→ WORK REQUIRED
Search the records below for "title"; copy each line that has it.

----

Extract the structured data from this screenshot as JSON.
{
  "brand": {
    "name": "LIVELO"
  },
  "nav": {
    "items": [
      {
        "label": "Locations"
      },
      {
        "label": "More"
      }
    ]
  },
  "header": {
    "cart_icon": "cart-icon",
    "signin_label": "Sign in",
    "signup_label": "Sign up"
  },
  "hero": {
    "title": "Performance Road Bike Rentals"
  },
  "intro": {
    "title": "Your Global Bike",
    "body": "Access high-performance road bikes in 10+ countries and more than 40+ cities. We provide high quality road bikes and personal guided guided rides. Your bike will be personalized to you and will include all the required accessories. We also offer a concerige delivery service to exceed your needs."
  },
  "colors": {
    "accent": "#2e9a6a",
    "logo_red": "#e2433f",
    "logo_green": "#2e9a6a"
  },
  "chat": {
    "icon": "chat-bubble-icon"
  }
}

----

→ RESULT FOR THIS EXERCISE
    "title": "Performance Road Bike Rentals"
    "title": "Your Global Bike",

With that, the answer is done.